**PROBLEM STATEMENT**.
Write the records out again, exactly as they stand below.

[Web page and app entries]
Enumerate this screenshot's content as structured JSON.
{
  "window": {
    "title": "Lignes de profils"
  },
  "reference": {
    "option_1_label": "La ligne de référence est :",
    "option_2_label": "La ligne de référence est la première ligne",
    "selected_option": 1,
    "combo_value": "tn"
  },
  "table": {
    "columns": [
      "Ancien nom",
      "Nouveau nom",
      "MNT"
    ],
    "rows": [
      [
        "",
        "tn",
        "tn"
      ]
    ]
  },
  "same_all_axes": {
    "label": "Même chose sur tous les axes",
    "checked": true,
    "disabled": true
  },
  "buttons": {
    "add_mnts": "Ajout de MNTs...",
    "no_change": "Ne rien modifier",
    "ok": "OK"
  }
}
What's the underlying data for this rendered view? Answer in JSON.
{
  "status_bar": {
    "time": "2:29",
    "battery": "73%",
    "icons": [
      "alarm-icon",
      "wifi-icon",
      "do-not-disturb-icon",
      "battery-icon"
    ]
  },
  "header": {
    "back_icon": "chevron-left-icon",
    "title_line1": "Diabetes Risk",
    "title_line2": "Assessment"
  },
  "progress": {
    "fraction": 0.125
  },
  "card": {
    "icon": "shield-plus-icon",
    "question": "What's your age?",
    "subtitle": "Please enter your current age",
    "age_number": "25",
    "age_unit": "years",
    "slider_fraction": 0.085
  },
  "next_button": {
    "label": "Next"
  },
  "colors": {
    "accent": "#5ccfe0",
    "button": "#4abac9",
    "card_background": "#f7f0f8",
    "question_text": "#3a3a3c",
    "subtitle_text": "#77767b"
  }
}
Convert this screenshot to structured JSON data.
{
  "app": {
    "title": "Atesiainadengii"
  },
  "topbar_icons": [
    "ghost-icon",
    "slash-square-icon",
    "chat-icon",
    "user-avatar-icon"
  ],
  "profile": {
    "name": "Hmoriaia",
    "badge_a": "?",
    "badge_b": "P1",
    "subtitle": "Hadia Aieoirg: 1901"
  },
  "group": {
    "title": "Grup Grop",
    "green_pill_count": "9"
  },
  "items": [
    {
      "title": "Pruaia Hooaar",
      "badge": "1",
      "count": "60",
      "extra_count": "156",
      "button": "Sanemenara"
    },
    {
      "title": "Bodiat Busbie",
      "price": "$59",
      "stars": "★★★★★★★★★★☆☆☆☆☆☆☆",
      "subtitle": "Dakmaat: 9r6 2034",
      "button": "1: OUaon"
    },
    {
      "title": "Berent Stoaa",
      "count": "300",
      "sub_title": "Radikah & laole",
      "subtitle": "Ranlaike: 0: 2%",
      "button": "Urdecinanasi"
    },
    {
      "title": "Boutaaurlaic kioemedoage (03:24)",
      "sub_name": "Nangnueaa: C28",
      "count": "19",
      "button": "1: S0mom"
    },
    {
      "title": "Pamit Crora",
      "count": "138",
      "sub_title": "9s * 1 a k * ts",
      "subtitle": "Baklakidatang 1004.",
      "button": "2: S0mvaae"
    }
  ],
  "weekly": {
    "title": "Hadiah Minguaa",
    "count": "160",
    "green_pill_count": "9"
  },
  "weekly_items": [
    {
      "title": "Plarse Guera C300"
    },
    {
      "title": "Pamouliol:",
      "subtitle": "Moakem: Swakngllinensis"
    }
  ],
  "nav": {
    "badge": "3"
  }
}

**EXERCISE RESPONSE**.
Enumerate this screenshot's content as structured JSON.
{
  "window": {
    "title": "Lignes de profils"
  },
  "reference": {
    "option_1_label": "La ligne de référence est :",
    "option_2_label": "La ligne de référence est la première ligne",
    "selected_option": 1,
    "combo_value": "tn"
  },
  "table": {
    "columns": [
      "Ancien nom",
      "Nouveau nom",
      "MNT"
    ],
    "rows": [
      [
        "",
        "tn",
        "tn"
      ]
    ]
  },
  "same_all_axes": {
    "label": "Même chose sur tous les axes",
    "checked": true,
    "disabled": true
  },
  "buttons": {
    "add_mnts": "Ajout de MNTs...",
    "no_change": "Ne rien modifier",
    "ok": "OK"
  }
}
What's the underlying data for this rendered view? Answer in JSON.
{
  "status_bar": {
    "time": "2:29",
    "battery": "73%",
    "icons": [
      "alarm-icon",
      "wifi-icon",
      "do-not-disturb-icon",
      "battery-icon"
    ]
  },
  "header": {
    "back_icon": "chevron-left-icon",
    "title_line1": "Diabetes Risk",
    "title_line2": "Assessment"
  },
  "progress": {
    "fraction": 0.125
  },
  "card": {
    "icon": "shield-plus-icon",
    "question": "What's your age?",
    "subtitle": "Please enter your current age",
    "age_number": "25",
    "age_unit": "years",
    "slider_fraction": 0.085
  },
  "next_button": {
    "label": "Next"
  },
  "colors": {
    "accent": "#5ccfe0",
    "button": "#4abac9",
    "card_background": "#f7f0f8",
    "question_text": "#3a3a3c",
    "subtitle_text": "#77767b"
  }
}
Convert this screenshot to structured JSON data.
{
  "app": {
    "title": "Atesiainadengii"
  },
  "topbar_icons": [
    "ghost-icon",
    "slash-square-icon",
    "chat-icon",
    "user-avatar-icon"
  ],
  "profile": {
    "name": "Hmoriaia",
    "badge_a": "?",
    "badge_b": "P1",
    "subtitle": "Hadia Aieoirg: 1901"
  },
  "group": {
    "title": "Grup Grop",
    "green_pill_count": "9"
  },
  "items": [
    {
      "title": "Pruaia Hooaar",
      "badge": "1",
      "count": "60",
      "extra_count": "156",
      "button": "Sanemenara"
    },
    {
      "title": "Bodiat Busbie",
      "price": "$59",
      "stars": "★★★★★★★★★★☆☆☆☆☆☆☆",
      "subtitle": "Dakmaat: 9r6 2034",
      "button": "1: OUaon"
    },
    {
      "title": "Berent Stoaa",
      "count": "300",
      "sub_title": "Radikah & laole",
      "subtitle": "Ranlaike: 0: 2%",
      "button": "Urdecinanasi"
    },
    {
      "title": "Boutaaurlaic kioemedoage (03:24)",
      "sub_name": "Nangnueaa: C28",
      "count": "19",
      "button": "1: S0mom"
    },
    {
      "title": "Pamit Crora",
      "count": "138",
      "sub_title": "9s * 1 a k * ts",
      "subtitle": "Baklakidatang 1004.",
      "button": "2: S0mvaae"
    }
  ],
  "weekly": {
    "title": "Hadiah Minguaa",
    "count": "160",
    "green_pill_count": "9"
  },
  "weekly_items": [
    {
      "title": "Plarse Guera C300"
    },
    {
      "title": "Pamouliol:",
      "subtitle": "Moakem: Swakngllinensis"
    }
  ],
  "nav": {
    "badge": "3"
  }
}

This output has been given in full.